### Work task
Where does the word "this" show up in the data? Please find each such line and copy it.

***** Data for the task *****

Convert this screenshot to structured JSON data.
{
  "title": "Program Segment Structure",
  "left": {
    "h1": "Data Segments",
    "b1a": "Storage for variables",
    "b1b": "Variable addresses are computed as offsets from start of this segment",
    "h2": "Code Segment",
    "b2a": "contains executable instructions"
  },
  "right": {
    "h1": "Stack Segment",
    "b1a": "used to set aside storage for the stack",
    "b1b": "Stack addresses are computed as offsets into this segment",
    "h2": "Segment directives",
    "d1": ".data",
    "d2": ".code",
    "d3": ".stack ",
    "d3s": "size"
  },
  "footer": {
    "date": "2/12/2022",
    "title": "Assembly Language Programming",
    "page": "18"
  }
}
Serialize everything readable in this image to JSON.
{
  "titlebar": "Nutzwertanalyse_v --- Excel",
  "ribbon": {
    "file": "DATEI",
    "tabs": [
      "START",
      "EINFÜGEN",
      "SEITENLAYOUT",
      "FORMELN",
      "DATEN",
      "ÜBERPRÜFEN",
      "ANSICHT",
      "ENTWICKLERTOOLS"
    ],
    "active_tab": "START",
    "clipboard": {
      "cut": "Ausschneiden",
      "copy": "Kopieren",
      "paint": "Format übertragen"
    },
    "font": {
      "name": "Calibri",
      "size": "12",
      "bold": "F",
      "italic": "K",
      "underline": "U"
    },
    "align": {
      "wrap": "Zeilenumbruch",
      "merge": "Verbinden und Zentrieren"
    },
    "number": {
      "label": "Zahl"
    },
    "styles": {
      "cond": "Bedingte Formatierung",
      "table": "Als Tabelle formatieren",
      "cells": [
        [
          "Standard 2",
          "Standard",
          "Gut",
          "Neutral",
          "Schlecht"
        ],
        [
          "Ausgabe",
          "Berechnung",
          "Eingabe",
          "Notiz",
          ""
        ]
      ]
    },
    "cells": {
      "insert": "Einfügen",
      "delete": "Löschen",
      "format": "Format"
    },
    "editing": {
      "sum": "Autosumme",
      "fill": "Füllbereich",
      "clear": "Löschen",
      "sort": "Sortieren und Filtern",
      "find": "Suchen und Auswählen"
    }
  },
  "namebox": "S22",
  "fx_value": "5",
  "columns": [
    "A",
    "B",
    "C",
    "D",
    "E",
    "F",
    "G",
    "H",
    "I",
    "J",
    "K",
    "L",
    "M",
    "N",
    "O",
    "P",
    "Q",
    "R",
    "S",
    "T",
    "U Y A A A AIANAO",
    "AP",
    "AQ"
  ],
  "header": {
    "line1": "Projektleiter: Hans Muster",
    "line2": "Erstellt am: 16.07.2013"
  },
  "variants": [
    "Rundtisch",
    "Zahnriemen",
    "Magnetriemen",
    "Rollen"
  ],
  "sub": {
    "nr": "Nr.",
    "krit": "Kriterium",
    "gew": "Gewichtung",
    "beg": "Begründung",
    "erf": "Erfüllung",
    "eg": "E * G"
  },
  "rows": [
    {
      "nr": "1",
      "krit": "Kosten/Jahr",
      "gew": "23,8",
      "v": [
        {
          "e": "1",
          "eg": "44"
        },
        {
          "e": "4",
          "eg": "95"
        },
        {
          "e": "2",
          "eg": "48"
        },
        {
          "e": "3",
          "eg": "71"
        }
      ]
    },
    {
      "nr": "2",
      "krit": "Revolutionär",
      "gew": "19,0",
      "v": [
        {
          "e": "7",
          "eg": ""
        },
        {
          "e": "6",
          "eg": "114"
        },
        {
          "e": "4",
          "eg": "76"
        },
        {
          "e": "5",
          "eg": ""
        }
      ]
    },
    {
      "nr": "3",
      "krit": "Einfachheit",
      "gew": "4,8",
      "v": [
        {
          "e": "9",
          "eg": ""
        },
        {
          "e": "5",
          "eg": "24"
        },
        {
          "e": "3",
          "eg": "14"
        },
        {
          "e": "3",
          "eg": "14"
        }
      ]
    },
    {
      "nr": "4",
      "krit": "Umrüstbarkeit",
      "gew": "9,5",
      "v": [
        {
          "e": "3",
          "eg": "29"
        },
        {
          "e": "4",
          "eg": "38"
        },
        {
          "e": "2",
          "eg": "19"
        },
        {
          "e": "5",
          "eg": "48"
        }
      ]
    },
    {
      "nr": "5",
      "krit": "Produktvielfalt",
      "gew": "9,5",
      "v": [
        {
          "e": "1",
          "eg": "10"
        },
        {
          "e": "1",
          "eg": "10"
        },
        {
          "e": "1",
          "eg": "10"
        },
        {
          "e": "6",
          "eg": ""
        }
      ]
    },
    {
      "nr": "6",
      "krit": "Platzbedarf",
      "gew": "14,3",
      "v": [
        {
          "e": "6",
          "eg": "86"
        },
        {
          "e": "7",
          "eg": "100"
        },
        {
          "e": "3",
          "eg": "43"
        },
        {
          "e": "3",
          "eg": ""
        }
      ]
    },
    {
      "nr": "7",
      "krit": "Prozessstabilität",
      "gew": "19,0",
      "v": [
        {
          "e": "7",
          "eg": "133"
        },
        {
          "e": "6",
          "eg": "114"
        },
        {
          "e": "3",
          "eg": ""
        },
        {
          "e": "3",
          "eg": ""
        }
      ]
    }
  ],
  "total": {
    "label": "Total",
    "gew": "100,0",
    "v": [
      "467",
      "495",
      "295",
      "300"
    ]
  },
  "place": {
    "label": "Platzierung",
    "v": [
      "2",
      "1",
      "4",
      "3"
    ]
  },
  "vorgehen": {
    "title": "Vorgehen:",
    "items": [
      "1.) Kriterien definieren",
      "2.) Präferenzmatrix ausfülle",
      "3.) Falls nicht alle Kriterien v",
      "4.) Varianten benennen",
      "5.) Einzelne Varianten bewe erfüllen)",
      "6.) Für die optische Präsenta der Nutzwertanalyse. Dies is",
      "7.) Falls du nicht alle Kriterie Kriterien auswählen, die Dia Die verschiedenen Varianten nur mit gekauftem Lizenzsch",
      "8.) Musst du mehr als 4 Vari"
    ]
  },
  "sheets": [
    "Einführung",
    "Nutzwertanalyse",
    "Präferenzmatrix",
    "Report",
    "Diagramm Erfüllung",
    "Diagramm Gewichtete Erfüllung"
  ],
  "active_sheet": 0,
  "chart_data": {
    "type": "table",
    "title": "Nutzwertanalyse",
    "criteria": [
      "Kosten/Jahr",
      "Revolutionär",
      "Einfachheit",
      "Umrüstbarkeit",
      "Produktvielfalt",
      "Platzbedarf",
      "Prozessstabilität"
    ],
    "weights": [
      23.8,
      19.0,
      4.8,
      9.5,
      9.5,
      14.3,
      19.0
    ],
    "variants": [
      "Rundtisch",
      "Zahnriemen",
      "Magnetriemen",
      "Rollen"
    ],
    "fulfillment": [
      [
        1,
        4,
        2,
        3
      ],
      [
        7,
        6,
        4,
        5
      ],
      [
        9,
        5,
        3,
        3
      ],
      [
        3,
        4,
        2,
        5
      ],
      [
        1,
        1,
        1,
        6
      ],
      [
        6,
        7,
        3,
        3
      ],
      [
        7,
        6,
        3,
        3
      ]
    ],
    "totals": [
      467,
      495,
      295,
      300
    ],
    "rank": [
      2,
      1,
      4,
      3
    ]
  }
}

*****

### Task response
Convert this screenshot to structured JSON data.
    "b1b": "Variable addresses are computed as offsets from start of this segment",
    "b1b": "Stack addresses are computed as offsets into this segment",
Serialize everything readable in this image to JSON.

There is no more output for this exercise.